Copper in London rose for a second straight day on signs of increased demand after manufacturing and construction spending grew in the U.S., the world’s second-biggest metals user.
A gauge of business conditions in the New York City area rose last month to the highest since February, according to data Thursday from the Institute for Supply Management-New York. A day earlier, the ISM said U.S. manufacturing expanded at the fastest pace in five months, with fabricated metals among 11 industries showing growth. Copper has dropped 8 percent this year on concern that global demand will slow.
“People are beginning to see an improvement in consumption on the horizon,” Peter Thomas, a senior vice president at Zaner Group LLC in Chicago, said in a telephone interview. “If we continue to get some good data, we may see some improvement in sentiment.”
Copper for delivery in three months climbed 0.3 percent to settle at $5,795 a metric ton ($2.63 a pound) at 5:51 p.m. on the London Metal Exchange.
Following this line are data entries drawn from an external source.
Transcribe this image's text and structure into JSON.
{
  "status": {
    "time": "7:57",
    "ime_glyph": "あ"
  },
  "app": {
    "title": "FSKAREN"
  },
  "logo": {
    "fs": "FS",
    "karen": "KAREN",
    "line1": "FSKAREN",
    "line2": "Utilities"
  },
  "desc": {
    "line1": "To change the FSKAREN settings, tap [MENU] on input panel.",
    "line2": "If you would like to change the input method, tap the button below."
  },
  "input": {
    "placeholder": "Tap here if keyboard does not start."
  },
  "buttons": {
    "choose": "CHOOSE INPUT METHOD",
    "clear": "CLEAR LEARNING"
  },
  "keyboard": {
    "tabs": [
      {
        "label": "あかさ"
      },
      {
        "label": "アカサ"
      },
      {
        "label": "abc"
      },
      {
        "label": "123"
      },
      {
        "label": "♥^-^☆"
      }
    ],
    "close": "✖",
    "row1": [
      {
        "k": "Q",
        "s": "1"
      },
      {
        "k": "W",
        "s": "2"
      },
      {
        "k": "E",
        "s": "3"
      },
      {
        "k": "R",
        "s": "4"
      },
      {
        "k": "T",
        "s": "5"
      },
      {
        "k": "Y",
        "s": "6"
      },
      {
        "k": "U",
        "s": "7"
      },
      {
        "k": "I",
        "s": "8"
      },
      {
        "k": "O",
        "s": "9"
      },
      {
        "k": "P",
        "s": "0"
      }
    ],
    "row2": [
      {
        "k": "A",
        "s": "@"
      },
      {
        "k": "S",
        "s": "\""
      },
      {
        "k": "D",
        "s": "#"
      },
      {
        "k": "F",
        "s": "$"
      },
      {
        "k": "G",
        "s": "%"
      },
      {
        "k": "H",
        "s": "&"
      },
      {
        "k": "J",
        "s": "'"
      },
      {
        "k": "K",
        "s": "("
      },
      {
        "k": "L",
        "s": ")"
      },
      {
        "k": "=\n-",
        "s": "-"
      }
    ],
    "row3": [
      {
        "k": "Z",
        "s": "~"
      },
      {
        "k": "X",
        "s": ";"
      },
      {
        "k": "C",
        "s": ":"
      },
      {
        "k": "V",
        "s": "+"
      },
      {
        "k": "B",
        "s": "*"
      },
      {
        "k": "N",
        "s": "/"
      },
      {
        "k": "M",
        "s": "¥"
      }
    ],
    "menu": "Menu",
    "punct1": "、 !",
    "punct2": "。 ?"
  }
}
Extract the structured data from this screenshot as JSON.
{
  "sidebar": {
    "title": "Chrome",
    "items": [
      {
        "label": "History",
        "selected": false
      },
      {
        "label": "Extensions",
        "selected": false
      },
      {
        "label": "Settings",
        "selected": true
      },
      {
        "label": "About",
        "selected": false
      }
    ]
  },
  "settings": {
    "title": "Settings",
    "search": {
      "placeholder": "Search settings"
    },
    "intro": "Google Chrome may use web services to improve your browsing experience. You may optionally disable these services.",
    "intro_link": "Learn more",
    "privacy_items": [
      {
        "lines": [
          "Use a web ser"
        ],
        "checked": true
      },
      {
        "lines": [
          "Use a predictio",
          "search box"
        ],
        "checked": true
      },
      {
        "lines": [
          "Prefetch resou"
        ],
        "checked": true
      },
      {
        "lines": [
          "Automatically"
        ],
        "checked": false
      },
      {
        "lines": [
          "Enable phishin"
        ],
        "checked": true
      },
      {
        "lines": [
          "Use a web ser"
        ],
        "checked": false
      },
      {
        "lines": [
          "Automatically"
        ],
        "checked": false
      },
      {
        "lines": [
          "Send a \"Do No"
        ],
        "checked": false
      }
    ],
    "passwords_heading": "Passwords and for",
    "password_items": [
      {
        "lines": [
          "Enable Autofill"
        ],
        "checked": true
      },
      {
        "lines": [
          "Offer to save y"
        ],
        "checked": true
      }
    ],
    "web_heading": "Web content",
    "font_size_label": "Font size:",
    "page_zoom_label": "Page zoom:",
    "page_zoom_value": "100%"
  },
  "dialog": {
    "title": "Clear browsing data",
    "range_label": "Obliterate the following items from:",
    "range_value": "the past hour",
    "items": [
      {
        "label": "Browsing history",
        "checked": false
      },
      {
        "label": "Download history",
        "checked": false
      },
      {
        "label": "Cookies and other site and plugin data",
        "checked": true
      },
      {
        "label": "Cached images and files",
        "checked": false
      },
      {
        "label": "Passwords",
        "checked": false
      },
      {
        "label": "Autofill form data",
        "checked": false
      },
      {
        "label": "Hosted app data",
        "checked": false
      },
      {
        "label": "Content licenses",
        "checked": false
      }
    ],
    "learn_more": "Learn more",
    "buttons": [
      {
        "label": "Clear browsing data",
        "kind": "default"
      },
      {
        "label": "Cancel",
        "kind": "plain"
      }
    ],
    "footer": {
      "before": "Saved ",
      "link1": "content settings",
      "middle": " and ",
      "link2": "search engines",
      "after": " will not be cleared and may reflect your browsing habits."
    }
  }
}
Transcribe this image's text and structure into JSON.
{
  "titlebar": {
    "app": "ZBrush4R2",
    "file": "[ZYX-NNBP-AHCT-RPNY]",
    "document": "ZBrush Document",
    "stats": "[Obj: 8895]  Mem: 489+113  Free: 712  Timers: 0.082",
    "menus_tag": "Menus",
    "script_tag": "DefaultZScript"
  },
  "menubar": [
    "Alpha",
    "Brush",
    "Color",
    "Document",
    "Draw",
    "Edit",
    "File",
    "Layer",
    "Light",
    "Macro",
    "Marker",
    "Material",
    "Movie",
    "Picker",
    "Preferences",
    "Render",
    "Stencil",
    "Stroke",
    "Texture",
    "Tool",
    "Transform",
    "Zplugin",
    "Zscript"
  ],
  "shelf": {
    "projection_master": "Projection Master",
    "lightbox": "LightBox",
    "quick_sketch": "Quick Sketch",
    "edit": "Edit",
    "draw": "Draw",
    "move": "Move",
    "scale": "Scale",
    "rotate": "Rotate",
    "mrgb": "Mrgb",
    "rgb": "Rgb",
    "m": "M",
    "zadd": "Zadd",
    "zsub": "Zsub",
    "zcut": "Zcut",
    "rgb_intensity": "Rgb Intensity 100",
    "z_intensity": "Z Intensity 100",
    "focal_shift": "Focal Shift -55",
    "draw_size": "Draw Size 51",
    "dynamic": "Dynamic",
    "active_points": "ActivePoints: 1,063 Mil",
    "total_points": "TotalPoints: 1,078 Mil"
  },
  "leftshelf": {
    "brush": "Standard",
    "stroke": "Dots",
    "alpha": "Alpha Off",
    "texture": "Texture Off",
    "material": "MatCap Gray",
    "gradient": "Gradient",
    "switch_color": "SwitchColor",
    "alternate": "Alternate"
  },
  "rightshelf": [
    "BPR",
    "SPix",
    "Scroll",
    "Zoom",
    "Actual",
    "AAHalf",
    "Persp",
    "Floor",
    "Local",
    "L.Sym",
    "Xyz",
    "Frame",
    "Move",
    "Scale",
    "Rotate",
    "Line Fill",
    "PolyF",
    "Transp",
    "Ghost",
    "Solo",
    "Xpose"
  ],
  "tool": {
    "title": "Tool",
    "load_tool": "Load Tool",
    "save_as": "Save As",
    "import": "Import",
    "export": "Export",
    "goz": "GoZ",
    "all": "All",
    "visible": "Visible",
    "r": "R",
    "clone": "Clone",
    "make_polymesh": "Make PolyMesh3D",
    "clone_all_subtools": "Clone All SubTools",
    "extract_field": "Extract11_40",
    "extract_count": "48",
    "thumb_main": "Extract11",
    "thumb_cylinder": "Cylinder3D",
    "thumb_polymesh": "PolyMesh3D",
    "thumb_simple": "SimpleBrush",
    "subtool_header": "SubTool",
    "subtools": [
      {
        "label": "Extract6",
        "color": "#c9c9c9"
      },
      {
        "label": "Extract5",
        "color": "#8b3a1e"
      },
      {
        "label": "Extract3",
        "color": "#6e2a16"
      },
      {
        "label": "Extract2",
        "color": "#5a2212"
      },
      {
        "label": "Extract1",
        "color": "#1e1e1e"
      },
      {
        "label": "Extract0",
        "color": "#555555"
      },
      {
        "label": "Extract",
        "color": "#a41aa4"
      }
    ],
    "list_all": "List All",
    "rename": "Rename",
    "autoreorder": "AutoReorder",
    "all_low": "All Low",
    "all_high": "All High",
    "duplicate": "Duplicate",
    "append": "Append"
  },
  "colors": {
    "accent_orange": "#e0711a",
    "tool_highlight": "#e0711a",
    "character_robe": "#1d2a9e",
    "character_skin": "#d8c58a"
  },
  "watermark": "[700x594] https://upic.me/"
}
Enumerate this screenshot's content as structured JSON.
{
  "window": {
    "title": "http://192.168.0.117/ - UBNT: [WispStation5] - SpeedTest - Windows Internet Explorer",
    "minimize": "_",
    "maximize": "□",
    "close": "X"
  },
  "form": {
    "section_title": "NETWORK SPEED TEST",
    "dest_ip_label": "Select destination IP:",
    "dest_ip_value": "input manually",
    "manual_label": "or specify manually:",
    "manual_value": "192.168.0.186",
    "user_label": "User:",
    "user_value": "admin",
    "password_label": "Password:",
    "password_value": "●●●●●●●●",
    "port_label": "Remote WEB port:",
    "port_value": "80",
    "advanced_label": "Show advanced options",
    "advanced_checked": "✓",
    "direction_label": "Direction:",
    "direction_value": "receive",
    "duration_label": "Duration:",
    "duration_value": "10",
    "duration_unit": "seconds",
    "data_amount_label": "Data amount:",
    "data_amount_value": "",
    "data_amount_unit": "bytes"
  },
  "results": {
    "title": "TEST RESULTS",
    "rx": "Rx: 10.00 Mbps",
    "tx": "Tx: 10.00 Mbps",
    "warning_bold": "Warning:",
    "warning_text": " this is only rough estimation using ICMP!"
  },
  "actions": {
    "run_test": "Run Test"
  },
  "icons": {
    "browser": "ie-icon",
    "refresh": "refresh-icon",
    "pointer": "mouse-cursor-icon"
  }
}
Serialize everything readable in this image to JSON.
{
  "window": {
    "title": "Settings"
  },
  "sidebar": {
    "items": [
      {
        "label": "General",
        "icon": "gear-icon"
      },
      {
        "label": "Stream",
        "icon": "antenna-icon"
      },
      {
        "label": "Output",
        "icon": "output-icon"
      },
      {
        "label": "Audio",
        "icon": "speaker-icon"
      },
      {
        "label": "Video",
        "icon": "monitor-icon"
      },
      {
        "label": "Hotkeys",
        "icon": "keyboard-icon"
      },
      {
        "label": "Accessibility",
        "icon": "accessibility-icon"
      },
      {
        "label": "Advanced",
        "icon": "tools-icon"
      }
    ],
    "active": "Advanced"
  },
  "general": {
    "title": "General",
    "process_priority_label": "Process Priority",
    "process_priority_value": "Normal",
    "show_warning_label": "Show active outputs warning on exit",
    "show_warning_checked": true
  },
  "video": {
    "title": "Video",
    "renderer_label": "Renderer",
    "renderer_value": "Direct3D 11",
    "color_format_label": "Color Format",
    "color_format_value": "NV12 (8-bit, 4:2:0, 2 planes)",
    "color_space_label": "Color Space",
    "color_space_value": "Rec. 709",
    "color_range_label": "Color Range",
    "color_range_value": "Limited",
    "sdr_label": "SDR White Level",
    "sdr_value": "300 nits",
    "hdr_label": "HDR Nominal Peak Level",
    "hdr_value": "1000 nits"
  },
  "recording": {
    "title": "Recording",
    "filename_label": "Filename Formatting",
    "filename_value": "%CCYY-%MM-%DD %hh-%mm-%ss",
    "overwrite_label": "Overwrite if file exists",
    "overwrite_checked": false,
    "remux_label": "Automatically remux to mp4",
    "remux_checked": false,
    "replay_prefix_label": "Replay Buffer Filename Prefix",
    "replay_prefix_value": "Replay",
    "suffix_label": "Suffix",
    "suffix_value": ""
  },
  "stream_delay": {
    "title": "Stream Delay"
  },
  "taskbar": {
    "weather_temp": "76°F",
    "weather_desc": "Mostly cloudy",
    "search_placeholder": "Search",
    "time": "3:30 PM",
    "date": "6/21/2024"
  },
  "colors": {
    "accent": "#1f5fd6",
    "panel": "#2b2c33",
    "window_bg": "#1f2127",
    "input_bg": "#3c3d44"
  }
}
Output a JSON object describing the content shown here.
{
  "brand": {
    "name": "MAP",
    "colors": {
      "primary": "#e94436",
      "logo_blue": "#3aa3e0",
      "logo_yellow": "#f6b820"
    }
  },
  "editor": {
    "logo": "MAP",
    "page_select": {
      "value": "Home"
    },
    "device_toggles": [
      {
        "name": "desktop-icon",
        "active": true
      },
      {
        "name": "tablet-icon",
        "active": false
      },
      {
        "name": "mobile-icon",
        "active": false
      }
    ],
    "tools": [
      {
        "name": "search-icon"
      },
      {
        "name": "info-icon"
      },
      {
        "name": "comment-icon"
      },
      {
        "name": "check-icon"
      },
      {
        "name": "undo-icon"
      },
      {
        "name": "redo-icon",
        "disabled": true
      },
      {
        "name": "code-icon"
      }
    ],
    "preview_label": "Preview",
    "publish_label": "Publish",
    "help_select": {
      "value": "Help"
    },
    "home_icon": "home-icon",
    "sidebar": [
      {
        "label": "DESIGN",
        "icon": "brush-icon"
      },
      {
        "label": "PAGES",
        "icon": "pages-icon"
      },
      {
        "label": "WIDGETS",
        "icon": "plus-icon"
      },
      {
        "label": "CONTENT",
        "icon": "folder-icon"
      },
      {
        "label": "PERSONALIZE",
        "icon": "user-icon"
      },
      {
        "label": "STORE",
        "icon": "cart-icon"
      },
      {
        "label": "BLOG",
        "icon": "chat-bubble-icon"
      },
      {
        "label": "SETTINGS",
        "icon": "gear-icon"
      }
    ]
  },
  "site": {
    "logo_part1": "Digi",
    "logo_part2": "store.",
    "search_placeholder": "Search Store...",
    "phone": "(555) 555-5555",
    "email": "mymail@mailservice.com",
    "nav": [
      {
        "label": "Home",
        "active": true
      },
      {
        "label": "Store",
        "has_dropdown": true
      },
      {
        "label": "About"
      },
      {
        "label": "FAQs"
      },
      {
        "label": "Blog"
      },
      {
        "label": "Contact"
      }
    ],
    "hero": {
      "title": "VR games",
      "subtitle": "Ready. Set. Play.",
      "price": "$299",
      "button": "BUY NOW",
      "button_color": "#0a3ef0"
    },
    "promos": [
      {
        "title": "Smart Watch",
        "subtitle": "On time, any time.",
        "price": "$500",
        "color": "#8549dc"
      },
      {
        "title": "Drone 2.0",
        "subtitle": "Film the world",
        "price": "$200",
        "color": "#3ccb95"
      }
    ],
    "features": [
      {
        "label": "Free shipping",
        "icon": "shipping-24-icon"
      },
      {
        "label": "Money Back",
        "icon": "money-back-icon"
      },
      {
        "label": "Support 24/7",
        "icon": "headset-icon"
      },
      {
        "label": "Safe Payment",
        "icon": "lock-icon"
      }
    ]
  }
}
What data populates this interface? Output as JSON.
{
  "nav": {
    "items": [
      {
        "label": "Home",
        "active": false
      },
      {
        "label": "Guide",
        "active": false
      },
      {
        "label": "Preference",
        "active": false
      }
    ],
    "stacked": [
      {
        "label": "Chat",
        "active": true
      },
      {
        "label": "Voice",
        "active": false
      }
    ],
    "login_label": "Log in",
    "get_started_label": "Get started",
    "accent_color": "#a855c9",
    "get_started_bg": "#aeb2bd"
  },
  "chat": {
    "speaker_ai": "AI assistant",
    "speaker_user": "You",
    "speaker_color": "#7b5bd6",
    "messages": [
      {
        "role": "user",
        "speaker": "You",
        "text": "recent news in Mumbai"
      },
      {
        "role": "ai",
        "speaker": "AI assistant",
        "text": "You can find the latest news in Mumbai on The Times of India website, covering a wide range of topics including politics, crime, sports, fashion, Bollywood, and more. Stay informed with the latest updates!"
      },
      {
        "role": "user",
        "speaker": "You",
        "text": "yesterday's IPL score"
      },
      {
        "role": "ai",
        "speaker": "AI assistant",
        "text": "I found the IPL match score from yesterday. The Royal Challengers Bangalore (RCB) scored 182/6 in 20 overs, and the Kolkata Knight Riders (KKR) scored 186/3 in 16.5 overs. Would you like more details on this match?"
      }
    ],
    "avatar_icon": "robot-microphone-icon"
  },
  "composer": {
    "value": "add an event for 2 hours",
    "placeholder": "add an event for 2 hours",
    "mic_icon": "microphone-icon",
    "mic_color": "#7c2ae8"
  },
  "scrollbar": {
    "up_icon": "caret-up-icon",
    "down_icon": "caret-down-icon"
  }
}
Prices rose 0.2 percent on Wednesday.
The commodity last month capped the longest run of quarterly declines since 2001 on concern that demand is slowing in China, the biggest user.
U.S. construction spending in May was the highest since October 2008, a government report showed Wednesday.
“We see some higher risk appetite,” Daniel Briesemann, an analyst at Commerzbank AG in Frankfurt, said by e-mail. “The U.S. economy clearly seems to have gathered pace.”
Lead and nickel also advanced in London, while tin, zinc and aluminum declined.
In New York, copper futures for delivery in September gained less than 0.1 percent to settle at $2.631 a pound on the Comex.